Natural cooling the cheap and beautification way of cooling a shipping container home if you take a look at these photos below which are actually a medical housing centre called Salam Center located in Soba,Khartoum. Using natural materials to form partitions and a roof structure between container units you can get an idea from the photos below how much shade is being given. In the second photo you can see the partitions have created a walkway at the same time keeping the suns heat away from the container units but also allows airflow along the new partition corridor to aid in natural cooling.
This is an idea that I came across while doing an article for my other blog Tropicalhome.net I found this house which is based in India but after looking at its design more closely started to think you could replace the bottom unit easily with a shipping container or 2 x 20ft shipping container units. The design by using wood for the upper decks also allows the weight to be kept down and starts to become a great idea for a shipping container home in tropical areas as you can finish the bottom layer then add the next two layers as your budget allows and as you find materials. The other options obviously with something designed round the use of local materials is the upper decks will be cheaper and easier to source than many other materials but also the use of a lattice side and open planned roof deck means that you get a lot of natural light throughout the day as well as air flowing across the building. All in all would love to see this idea become a reality.
When building a shipping container home its important to look at the initial location and how you can blend and use the environment to your advantage. In this case you will see several green ideas that work very well in using nature to assist rather than hinder. Everything from rainwater harvesting and grey water treatment to using bladed windows on both sides of the container to allow natural airflow and light into the building. Initially the costs may be a bit higher than conventional home building but long term your looking at a home that needs no artificial light during daylight hours and its natural cooling means that air conditioning isn’t needed either. A video well worth watching for ideas on how to build a green shipping container home.
One of the things that often gets overlooked is the cooling systems on shipping container homes and its one of the reasons that puts many people off having one in hot climates. But if you take the picture above you can see the utilization of several natural ways to cool a building.

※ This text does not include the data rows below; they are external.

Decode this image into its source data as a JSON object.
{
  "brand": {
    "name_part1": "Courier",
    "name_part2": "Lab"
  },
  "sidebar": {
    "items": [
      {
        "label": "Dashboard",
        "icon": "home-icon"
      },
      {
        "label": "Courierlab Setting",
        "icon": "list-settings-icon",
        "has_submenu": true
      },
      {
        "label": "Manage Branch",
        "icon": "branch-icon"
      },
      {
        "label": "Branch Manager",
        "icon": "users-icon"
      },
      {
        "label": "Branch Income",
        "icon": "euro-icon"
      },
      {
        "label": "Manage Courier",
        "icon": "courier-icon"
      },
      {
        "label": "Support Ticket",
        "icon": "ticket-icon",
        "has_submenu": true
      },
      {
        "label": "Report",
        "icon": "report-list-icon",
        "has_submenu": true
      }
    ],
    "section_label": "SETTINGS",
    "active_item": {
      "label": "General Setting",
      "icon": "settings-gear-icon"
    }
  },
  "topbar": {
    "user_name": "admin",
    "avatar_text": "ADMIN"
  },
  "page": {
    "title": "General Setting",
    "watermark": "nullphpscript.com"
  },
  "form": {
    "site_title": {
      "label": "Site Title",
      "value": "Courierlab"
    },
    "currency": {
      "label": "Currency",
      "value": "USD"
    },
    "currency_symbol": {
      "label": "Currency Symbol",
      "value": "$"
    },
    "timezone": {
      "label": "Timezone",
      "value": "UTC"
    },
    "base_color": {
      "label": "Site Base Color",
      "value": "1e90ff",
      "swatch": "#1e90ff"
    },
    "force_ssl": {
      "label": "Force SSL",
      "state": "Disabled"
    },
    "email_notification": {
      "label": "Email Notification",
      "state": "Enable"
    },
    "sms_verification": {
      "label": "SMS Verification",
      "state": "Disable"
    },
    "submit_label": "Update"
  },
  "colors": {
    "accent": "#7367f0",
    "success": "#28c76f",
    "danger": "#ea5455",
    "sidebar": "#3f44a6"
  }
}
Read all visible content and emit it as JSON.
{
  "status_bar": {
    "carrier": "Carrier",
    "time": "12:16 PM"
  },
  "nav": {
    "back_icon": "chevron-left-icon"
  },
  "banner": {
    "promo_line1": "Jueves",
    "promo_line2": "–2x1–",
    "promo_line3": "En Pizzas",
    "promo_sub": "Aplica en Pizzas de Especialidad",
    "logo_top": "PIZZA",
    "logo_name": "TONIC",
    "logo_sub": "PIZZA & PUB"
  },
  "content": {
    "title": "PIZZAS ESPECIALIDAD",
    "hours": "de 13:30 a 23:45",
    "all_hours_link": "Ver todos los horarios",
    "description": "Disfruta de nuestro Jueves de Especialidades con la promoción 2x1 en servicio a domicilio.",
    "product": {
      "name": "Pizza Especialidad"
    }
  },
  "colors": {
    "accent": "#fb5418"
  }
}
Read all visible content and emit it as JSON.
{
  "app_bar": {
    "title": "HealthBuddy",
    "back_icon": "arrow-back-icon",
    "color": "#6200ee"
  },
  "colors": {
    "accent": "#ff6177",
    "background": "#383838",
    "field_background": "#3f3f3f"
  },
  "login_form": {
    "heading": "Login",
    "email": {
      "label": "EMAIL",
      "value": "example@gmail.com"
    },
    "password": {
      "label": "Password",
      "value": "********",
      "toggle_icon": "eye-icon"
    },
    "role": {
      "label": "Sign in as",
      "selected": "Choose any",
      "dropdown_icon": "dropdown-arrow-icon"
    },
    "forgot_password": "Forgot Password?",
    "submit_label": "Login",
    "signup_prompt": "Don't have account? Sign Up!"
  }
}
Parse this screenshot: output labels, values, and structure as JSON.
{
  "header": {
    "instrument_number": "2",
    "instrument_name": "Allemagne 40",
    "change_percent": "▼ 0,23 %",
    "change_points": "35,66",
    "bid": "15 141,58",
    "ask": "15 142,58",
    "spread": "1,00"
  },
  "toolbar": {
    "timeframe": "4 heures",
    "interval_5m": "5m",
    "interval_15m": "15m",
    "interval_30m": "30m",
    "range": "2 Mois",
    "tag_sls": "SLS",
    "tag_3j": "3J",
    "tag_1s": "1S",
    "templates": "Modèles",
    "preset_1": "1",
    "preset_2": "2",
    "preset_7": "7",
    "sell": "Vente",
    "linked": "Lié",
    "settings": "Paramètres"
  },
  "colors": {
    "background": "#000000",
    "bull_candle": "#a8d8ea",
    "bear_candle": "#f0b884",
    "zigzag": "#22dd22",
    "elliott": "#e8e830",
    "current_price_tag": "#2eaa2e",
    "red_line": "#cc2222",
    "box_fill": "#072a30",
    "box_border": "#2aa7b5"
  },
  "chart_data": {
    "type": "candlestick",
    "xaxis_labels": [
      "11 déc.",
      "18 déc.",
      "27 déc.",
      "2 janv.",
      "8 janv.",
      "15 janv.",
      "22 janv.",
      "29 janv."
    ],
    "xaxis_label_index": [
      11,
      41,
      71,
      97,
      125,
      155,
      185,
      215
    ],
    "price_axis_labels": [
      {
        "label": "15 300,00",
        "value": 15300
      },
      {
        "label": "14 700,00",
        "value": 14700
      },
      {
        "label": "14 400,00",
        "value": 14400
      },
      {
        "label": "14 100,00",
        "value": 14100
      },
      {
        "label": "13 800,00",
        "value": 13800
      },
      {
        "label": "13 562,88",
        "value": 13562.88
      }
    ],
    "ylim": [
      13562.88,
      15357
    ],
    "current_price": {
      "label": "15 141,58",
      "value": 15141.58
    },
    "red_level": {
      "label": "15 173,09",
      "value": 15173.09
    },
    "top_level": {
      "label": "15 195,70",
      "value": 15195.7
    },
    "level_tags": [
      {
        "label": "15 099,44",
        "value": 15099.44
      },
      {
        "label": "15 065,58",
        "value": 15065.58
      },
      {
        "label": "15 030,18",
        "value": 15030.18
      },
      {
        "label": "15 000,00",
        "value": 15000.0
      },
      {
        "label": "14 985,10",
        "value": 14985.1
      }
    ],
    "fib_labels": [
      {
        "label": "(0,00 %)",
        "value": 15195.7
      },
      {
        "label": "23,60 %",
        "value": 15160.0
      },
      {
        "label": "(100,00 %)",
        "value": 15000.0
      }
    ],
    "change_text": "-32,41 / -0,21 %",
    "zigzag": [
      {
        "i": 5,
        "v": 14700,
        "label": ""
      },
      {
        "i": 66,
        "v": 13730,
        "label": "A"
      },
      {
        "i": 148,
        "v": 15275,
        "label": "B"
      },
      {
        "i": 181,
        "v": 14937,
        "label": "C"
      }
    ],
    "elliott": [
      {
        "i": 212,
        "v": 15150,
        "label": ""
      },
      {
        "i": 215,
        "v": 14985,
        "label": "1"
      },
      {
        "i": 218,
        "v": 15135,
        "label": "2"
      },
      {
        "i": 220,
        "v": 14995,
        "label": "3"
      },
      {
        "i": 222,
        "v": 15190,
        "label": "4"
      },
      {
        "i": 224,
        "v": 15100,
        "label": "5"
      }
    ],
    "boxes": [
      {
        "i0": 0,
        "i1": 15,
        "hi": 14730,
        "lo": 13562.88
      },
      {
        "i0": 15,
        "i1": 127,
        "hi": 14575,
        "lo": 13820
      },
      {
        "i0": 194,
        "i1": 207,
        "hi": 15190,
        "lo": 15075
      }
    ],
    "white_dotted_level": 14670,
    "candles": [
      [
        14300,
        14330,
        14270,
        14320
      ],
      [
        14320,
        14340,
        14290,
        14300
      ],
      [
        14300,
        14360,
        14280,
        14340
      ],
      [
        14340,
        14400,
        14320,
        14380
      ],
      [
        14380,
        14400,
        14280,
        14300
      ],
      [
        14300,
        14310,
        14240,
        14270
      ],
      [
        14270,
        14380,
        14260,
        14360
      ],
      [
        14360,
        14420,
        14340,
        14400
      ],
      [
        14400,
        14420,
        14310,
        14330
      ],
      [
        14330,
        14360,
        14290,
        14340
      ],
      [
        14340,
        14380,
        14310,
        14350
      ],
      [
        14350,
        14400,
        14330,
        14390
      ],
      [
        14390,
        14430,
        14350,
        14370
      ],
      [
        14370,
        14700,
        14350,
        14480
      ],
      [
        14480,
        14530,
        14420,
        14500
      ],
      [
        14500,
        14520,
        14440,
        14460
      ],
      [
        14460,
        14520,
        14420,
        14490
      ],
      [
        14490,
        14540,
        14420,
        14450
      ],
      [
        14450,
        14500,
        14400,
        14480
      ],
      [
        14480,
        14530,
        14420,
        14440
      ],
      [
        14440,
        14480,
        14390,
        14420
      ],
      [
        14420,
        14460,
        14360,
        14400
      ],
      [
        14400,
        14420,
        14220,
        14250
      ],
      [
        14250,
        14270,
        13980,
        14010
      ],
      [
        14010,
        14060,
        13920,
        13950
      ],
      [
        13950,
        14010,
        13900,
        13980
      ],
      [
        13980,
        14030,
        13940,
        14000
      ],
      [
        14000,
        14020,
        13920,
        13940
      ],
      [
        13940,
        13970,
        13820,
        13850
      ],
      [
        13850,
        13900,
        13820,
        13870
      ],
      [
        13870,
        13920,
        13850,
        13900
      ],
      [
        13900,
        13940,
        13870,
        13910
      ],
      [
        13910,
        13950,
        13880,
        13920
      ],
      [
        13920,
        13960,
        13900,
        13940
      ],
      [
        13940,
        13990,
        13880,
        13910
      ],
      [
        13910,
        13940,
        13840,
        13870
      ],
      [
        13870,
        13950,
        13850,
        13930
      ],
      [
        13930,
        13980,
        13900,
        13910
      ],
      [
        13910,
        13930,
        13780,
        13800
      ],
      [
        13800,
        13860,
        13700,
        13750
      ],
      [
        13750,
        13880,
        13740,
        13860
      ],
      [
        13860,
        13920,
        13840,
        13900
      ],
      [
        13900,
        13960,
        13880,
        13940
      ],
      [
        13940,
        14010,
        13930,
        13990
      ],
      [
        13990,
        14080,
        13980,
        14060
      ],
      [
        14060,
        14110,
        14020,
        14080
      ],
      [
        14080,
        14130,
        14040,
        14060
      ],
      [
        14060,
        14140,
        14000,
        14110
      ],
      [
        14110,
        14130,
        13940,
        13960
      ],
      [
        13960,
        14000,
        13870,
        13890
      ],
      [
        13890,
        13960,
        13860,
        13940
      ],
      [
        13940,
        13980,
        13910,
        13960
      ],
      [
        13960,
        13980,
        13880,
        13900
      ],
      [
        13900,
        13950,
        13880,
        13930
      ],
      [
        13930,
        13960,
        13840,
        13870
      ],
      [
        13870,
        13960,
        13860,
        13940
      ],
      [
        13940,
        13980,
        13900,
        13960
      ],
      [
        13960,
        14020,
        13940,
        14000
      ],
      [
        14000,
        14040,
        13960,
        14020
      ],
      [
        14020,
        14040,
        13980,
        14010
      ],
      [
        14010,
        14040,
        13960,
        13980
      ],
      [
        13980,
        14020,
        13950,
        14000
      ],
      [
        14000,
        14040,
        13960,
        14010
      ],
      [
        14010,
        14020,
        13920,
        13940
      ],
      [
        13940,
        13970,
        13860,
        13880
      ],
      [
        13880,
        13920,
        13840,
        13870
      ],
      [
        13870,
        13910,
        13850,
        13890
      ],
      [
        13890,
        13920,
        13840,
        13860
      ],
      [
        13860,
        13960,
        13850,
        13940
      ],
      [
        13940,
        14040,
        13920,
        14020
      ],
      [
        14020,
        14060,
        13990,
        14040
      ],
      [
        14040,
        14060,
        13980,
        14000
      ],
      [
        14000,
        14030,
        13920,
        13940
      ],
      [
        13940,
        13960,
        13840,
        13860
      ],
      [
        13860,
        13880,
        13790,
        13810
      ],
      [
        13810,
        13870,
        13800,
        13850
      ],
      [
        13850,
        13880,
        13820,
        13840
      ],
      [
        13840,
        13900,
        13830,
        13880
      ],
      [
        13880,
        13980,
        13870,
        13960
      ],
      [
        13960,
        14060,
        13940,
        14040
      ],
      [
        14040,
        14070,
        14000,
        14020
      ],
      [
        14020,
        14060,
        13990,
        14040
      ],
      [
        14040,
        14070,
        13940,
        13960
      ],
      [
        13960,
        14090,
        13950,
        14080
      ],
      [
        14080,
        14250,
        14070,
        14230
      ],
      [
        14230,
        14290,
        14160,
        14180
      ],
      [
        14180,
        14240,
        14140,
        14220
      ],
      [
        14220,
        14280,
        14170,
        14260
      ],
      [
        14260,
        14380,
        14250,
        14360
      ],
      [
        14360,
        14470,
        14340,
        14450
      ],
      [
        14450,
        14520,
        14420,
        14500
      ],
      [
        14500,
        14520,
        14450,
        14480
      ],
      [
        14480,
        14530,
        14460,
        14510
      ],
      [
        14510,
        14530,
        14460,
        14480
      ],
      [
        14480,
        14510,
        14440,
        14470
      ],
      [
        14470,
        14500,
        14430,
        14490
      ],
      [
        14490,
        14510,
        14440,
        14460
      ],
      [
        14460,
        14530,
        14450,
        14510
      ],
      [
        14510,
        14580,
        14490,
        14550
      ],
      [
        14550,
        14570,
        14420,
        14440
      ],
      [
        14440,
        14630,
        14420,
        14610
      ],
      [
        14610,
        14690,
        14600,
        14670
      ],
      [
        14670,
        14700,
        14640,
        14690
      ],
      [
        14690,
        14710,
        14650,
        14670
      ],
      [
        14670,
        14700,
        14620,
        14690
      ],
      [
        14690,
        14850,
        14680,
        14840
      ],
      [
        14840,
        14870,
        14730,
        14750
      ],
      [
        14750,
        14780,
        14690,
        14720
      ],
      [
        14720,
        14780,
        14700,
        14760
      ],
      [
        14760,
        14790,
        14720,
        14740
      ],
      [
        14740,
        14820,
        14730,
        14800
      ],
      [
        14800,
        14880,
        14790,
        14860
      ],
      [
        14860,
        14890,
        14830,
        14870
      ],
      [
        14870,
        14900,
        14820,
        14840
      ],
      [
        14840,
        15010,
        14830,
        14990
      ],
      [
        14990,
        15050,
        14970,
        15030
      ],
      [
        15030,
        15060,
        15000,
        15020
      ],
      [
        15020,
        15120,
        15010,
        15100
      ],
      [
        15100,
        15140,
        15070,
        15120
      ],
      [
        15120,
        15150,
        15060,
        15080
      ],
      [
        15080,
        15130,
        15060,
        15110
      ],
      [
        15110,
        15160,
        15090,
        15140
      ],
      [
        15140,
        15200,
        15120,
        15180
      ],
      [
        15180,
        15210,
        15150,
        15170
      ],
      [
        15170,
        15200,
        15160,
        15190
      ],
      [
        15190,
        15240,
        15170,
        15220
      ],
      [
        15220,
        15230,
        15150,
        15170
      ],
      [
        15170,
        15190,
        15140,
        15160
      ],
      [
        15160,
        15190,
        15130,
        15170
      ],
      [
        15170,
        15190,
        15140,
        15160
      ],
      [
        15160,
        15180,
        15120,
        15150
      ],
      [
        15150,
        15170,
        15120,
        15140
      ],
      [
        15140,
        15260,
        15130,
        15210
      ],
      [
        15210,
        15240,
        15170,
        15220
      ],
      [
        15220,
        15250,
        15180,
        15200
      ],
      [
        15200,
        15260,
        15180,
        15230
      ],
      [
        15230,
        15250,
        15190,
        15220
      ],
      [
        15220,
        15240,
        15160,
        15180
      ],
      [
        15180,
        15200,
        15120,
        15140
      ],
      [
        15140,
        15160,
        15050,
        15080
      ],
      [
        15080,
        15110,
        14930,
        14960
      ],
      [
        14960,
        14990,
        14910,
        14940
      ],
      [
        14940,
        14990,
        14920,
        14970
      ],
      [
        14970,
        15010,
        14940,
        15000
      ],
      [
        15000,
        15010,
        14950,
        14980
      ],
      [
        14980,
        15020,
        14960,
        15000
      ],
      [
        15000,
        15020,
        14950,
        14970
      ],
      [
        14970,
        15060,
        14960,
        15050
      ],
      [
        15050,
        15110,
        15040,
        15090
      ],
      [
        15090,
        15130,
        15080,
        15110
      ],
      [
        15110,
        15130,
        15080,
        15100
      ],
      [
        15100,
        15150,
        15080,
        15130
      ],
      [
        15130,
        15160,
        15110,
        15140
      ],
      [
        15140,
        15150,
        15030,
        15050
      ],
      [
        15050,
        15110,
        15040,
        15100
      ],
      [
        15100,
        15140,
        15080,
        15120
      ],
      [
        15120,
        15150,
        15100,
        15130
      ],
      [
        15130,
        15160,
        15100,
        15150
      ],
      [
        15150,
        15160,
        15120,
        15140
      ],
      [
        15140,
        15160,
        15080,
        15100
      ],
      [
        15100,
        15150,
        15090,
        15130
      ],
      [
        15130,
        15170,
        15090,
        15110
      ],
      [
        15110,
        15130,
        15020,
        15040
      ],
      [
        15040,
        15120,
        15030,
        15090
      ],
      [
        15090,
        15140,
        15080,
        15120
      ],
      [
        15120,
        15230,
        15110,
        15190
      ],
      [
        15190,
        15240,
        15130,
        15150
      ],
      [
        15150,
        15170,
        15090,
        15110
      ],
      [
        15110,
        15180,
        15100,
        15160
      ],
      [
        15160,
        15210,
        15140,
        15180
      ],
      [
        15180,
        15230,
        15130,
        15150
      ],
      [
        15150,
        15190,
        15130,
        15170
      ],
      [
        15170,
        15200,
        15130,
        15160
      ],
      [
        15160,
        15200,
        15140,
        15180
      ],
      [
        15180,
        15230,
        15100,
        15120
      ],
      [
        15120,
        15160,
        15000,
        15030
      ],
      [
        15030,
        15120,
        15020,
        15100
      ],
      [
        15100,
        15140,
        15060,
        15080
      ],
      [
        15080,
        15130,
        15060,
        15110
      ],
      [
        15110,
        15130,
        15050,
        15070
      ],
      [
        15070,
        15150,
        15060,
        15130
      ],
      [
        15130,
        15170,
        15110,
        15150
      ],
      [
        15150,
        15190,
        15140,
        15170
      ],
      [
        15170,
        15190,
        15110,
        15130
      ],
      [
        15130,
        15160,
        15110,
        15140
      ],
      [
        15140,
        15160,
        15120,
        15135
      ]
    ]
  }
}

A- Is using a ducting system to allow hot air out and cold air into a building which could be utilized on a multiple stacked container home by adding ducting to the exterior rear of the building. You will also notice they have added ceiling ducting to help drive the hot air out.
B- As hot air naturally rises you can see from the sketch that creating a vent at the tip of your secondary roof (adding a secondary roof to shipping container homes drastically helps reduce heat build up as it provides shade) helps let the hot air build up out but even this is assisted by the ventilation ducts to help keep cooler air running along the inside of the roof.
C- The one that may seem obvious but I haven’t seen utilized in most of the designs I have seen is vented windows. As you can see the cool air flows into the property while the hot air travels along the ceiling and out.
These may not be ideal solutions in all locations and due to the extra costs of installation I would look at the general wind conditions of where your planning your container home and if this technology will work for the property or not. Another idea if very “breezy” for cooling is using the pitched roof for gathering cold air and forcing it into the property at a low level and thus allowing full use of the roof space you install for cooling.